Below are the records. How many of their lines contain "hashtag"? Give only the number.

═════ Dataset content

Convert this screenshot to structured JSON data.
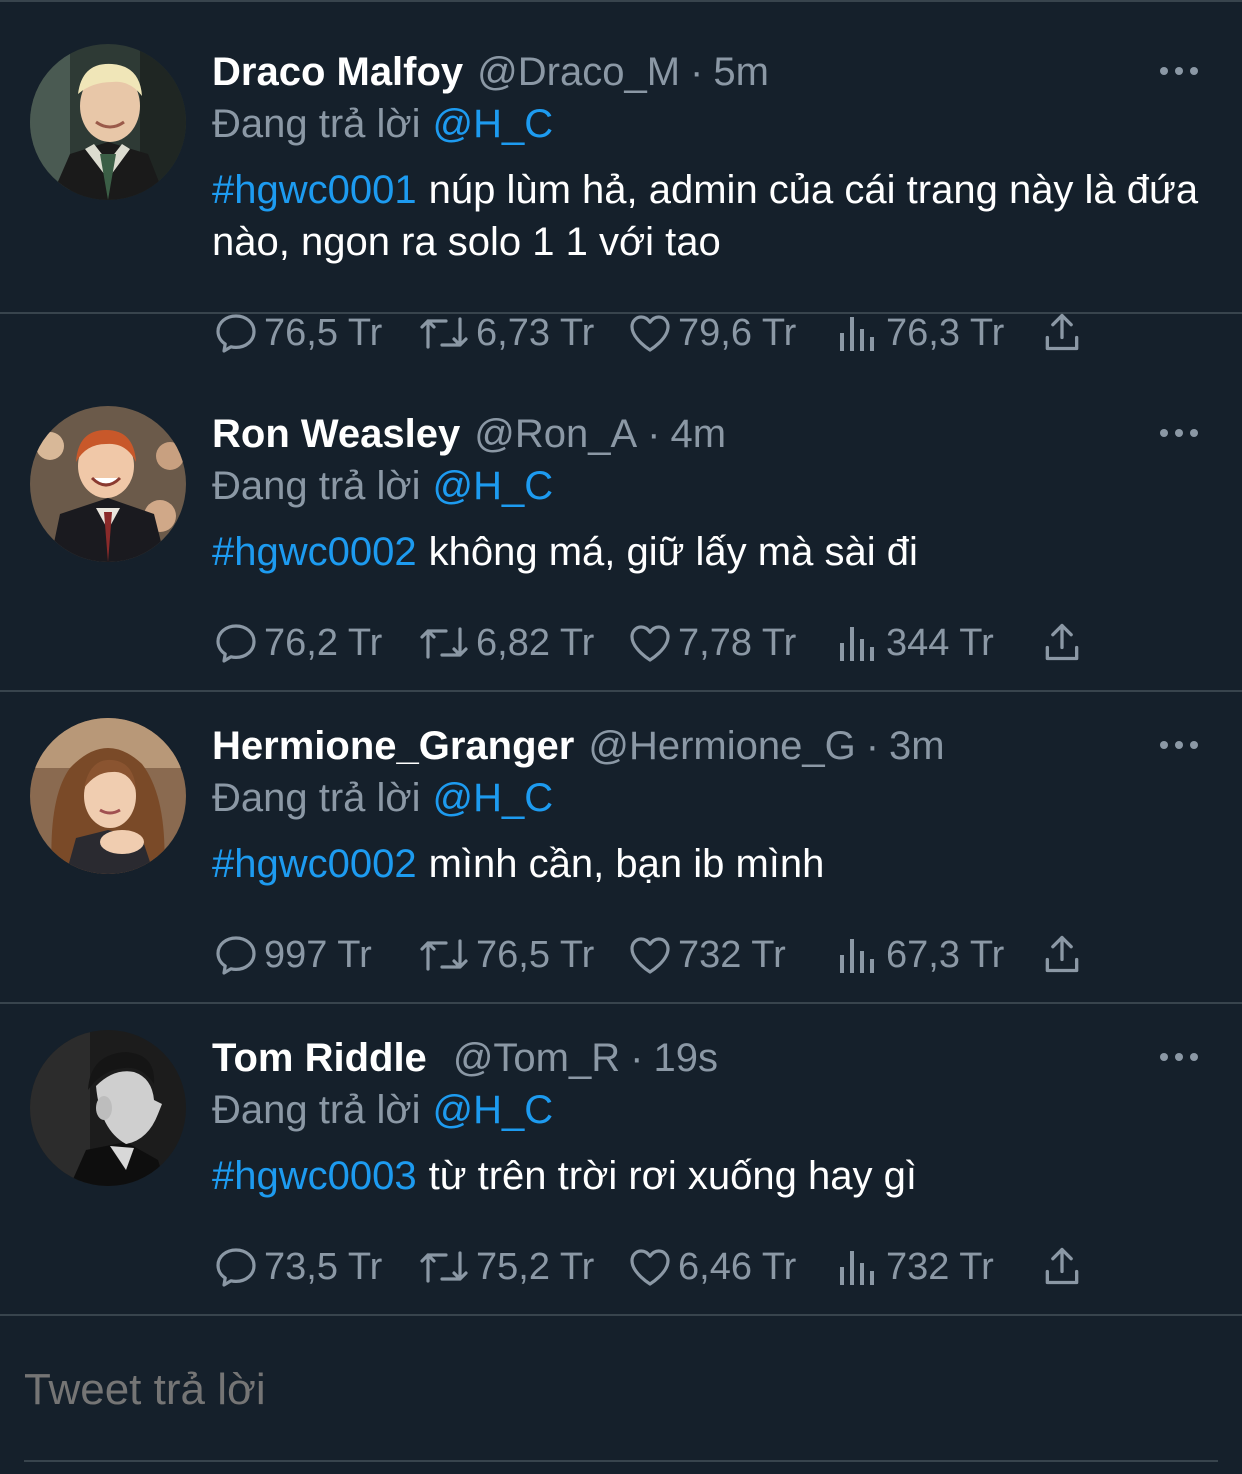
{
  "colors": {
    "background": "#15202b",
    "accent": "#1d9bf0",
    "muted": "#8b98a5",
    "divider": "#38444d"
  },
  "reply_prefix": "Đang trả lời",
  "tweets": [
    {
      "name": "Draco Malfoy",
      "handle": "@Draco_M",
      "time": "5m",
      "reply_to": "@H_C",
      "hashtag": "#hgwc0001",
      "text": "núp lùm hả, admin của cái trang này là đứa nào, ngon ra solo 1 1 với tao",
      "replies": "76,5 Tr",
      "retweets": "6,73 Tr",
      "likes": "79,6 Tr",
      "views": "76,3 Tr",
      "avatar_icon": "draco-avatar"
    },
    {
      "name": "Ron Weasley",
      "handle": "@Ron_A",
      "time": "4m",
      "reply_to": "@H_C",
      "hashtag": "#hgwc0002",
      "text": "không má, giữ lấy mà sài đi",
      "replies": "76,2 Tr",
      "retweets": "6,82 Tr",
      "likes": "7,78 Tr",
      "views": "344 Tr",
      "avatar_icon": "ron-avatar"
    },
    {
      "name": "Hermione_Granger",
      "handle": "@Hermione_G",
      "time": "3m",
      "reply_to": "@H_C",
      "hashtag": "#hgwc0002",
      "text": "mình cần, bạn ib mình",
      "replies": "997 Tr",
      "retweets": "76,5 Tr",
      "likes": "732 Tr",
      "views": "67,3 Tr",
      "avatar_icon": "hermione-avatar"
    },
    {
      "name": "Tom Riddle",
      "handle": "@Tom_R",
      "time": "19s",
      "reply_to": "@H_C",
      "hashtag": "#hgwc0003",
      "text": "từ trên trời rơi xuống hay gì",
      "replies": "73,5 Tr",
      "retweets": "75,2 Tr",
      "likes": "6,46 Tr",
      "views": "732 Tr",
      "avatar_icon": "tom-avatar"
    }
  ],
  "compose": {
    "placeholder": "Tweet trả lời"
  }
}
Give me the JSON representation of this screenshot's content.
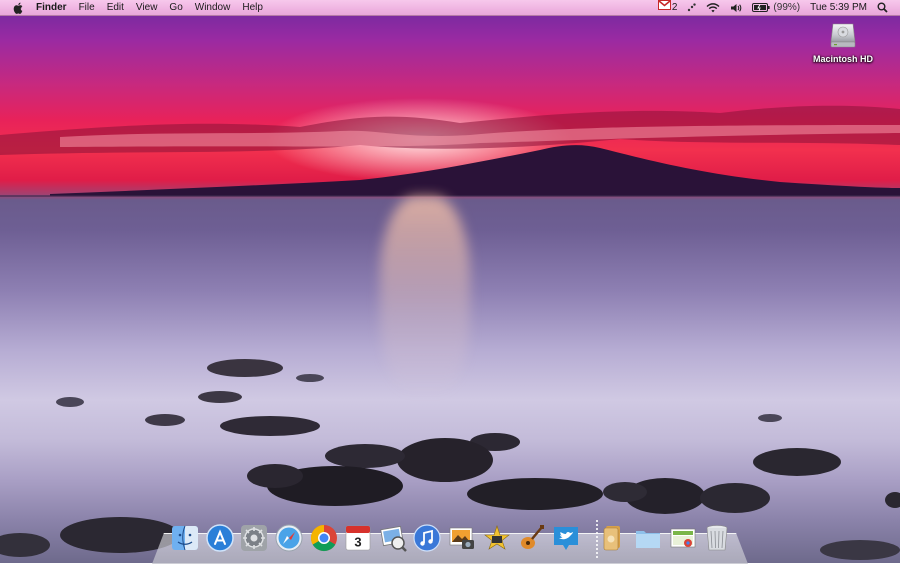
{
  "menubar": {
    "app_name": "Finder",
    "menus": [
      "File",
      "Edit",
      "View",
      "Go",
      "Window",
      "Help"
    ],
    "status": {
      "gmail_count": "2",
      "battery": "(99%)",
      "clock": "Tue 5:39 PM"
    }
  },
  "desktop": {
    "icons": [
      {
        "label": "Macintosh HD",
        "icon": "hard-drive-icon"
      }
    ]
  },
  "dock": {
    "apps": [
      "finder-icon",
      "app-store-icon",
      "system-preferences-icon",
      "safari-icon",
      "chrome-icon",
      "ical-icon",
      "preview-icon",
      "itunes-icon",
      "iphoto-icon",
      "imovie-icon",
      "garageband-icon",
      "twitter-icon"
    ],
    "calendar_day": "3",
    "others": [
      "applications-stack-icon",
      "documents-folder-icon",
      "downloads-stack-icon",
      "trash-icon"
    ]
  },
  "colors": {
    "menubar": "#f2b9e6",
    "sky_top": "#6a2aa0",
    "sunset": "#f2304e",
    "water": "#b6acd3"
  }
}
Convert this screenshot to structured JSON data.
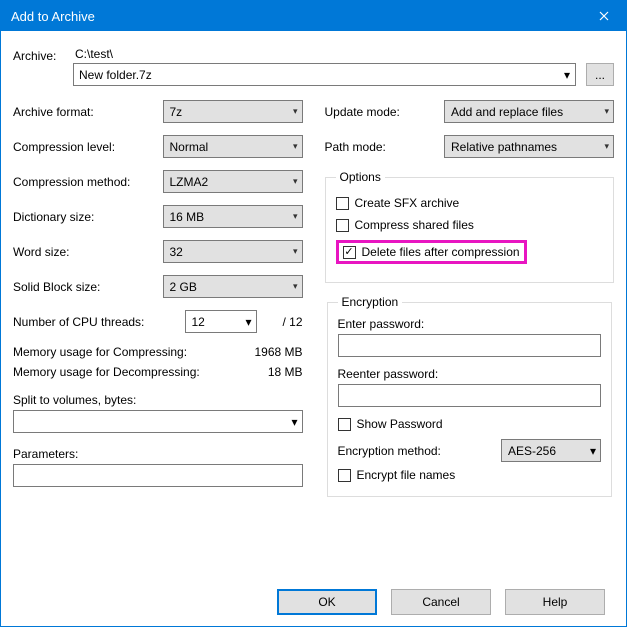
{
  "title": "Add to Archive",
  "archive": {
    "label": "Archive:",
    "path": "C:\\test\\",
    "name": "New folder.7z",
    "browse": "..."
  },
  "left": {
    "format_label": "Archive format:",
    "format_value": "7z",
    "level_label": "Compression level:",
    "level_value": "Normal",
    "method_label": "Compression method:",
    "method_value": "LZMA2",
    "dict_label": "Dictionary size:",
    "dict_value": "16 MB",
    "word_label": "Word size:",
    "word_value": "32",
    "solid_label": "Solid Block size:",
    "solid_value": "2 GB",
    "cpu_label": "Number of CPU threads:",
    "cpu_value": "12",
    "cpu_total": "/ 12",
    "mem_compress_label": "Memory usage for Compressing:",
    "mem_compress_value": "1968 MB",
    "mem_decompress_label": "Memory usage for Decompressing:",
    "mem_decompress_value": "18 MB",
    "split_label": "Split to volumes, bytes:",
    "params_label": "Parameters:"
  },
  "right": {
    "update_label": "Update mode:",
    "update_value": "Add and replace files",
    "pathmode_label": "Path mode:",
    "pathmode_value": "Relative pathnames",
    "options_legend": "Options",
    "opt_sfx": "Create SFX archive",
    "opt_shared": "Compress shared files",
    "opt_delete": "Delete files after compression",
    "encryption_legend": "Encryption",
    "enter_pw": "Enter password:",
    "reenter_pw": "Reenter password:",
    "show_pw": "Show Password",
    "enc_method_label": "Encryption method:",
    "enc_method_value": "AES-256",
    "encrypt_names": "Encrypt file names"
  },
  "buttons": {
    "ok": "OK",
    "cancel": "Cancel",
    "help": "Help"
  }
}
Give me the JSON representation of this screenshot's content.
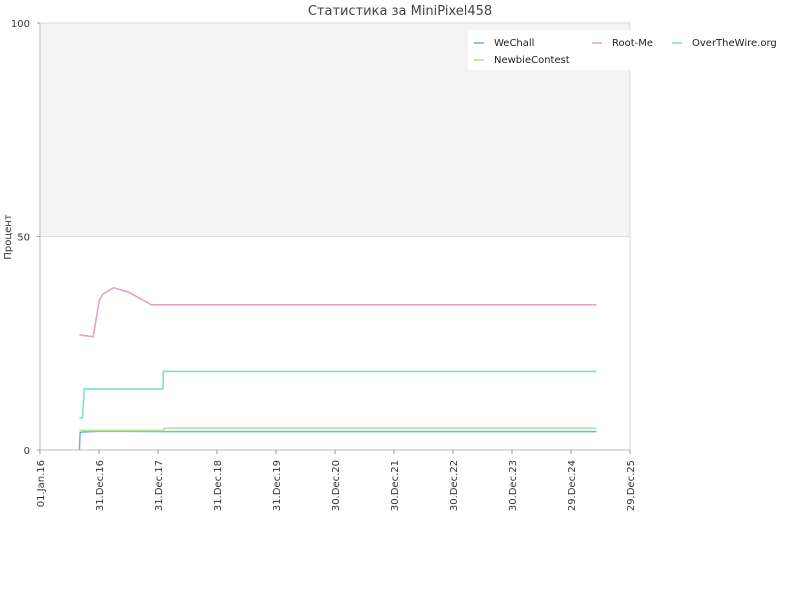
{
  "chart_data": {
    "type": "line",
    "title": "Статистика за MiniPixel458",
    "xlabel": "",
    "ylabel": "Процент",
    "xlim": [
      "2016-01-01",
      "2025-12-29"
    ],
    "ylim": [
      0,
      100
    ],
    "yticks": [
      0,
      50,
      100
    ],
    "xticks": [
      "01.Jan.16",
      "31.Dec.16",
      "31.Dec.17",
      "31.Dec.18",
      "31.Dec.19",
      "30.Dec.20",
      "30.Dec.21",
      "30.Dec.22",
      "30.Dec.23",
      "29.Dec.24",
      "29.Dec.25"
    ],
    "xtick_dates": [
      "2016-01-01",
      "2016-12-31",
      "2017-12-31",
      "2018-12-31",
      "2019-12-31",
      "2020-12-30",
      "2021-12-30",
      "2022-12-30",
      "2023-12-30",
      "2024-12-29",
      "2025-12-29"
    ],
    "legend_position": "top-right",
    "series": [
      {
        "name": "WeChall",
        "color": "#7ab0e6",
        "x": [
          "2016-09-01",
          "2016-09-05",
          "2016-09-15",
          "2017-01-15",
          "2018-02-01",
          "2025-06-05"
        ],
        "y": [
          0,
          4,
          4.2,
          4.4,
          4.3,
          4.3
        ]
      },
      {
        "name": "Root-Me",
        "color": "#e9a1c8",
        "x": [
          "2016-09-01",
          "2016-10-01",
          "2016-11-25",
          "2017-01-01",
          "2017-01-25",
          "2017-04-01",
          "2017-07-01",
          "2017-11-20",
          "2018-02-01",
          "2025-06-05"
        ],
        "y": [
          27,
          26.8,
          26.5,
          35,
          36.5,
          38,
          37,
          34,
          34,
          34
        ]
      },
      {
        "name": "OverTheWire.org",
        "color": "#7fe0cc",
        "x": [
          "2016-09-01",
          "2016-09-20",
          "2016-10-01",
          "2017-01-01",
          "2017-11-20",
          "2018-01-31",
          "2018-02-01",
          "2025-06-05"
        ],
        "y": [
          7.5,
          7.5,
          14.3,
          14.3,
          14.3,
          14.3,
          18.4,
          18.4
        ]
      },
      {
        "name": "NewbieContest",
        "color": "#aee6a0",
        "x": [
          "2016-09-01",
          "2017-06-01",
          "2018-02-01",
          "2018-02-10",
          "2025-06-05"
        ],
        "y": [
          4.6,
          4.6,
          4.6,
          5.1,
          5.1
        ]
      }
    ]
  }
}
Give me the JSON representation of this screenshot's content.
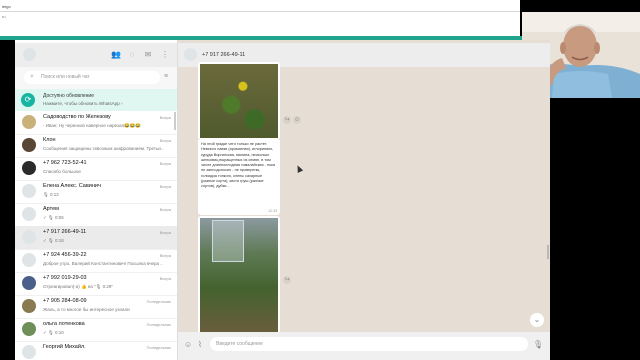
{
  "browser": {
    "line1": "letgo",
    "line2": "ru"
  },
  "left": {
    "search_placeholder": "Поиск или новый чат",
    "notification": {
      "title": "Доступно обновление",
      "subtitle": "Нажмите, чтобы обновить WhatsApp ›"
    },
    "chats": [
      {
        "name": "Садоводство по Железову",
        "preview": "- Иван: Ну черенков наверное нарезал😂😂😂",
        "time": "Вчера"
      },
      {
        "name": "Клон",
        "preview": "Сообщения защищены сквозным шифрованием. Третьи...",
        "time": "Вчера"
      },
      {
        "name": "+7 962 723-52-41",
        "preview": "Спасибо большое",
        "time": "Вчера"
      },
      {
        "name": "Елена Алекс. Савинич",
        "preview": "🎙 0:12",
        "time": "Вчера"
      },
      {
        "name": "Артем",
        "preview": "✓ 🎙 0:06",
        "time": "Вчера"
      },
      {
        "name": "+7 917 266-49-11",
        "preview": "✓ 🎙 0:18",
        "time": "Вчера"
      },
      {
        "name": "+7 924 456-39-22",
        "preview": "Доброе утро, Валерий Константинович! Посылка вчера ...",
        "time": "Вчера"
      },
      {
        "name": "+7 992 019-29-03",
        "preview": "Отреагировал(-а) 👍 на \"🎙 0:29\"",
        "time": "Вчера"
      },
      {
        "name": "+7 905 284-08-09",
        "preview": "Жаль, а то многое бы интересное узнали",
        "time": "Понедельник"
      },
      {
        "name": "ольга лотенкова",
        "preview": "✓ 🎙 0:10",
        "time": "Понедельник"
      },
      {
        "name": "Георгий Михайл.",
        "preview": "",
        "time": "Понедельник"
      }
    ]
  },
  "right": {
    "contact": "+7 917 266-49-11",
    "message_text": "На этой грядке чего только не растет. Немного лавзи (ароматная), иглориниих, куруда Виргинская, малина, несколько шелковиц выращенных из семян, в том числе длинноплодная гималайская - пока не заплодоносил - не проверены, голиадза тонкого, клены сахарные (разные сорта), кисти груш (разные сортов), дубки...",
    "message_time": "12:33",
    "compose_placeholder": "Введите сообщение"
  }
}
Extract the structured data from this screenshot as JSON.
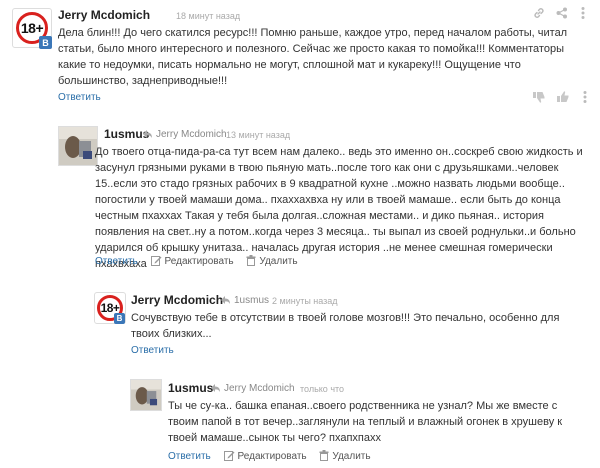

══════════

Reply to the task =>
4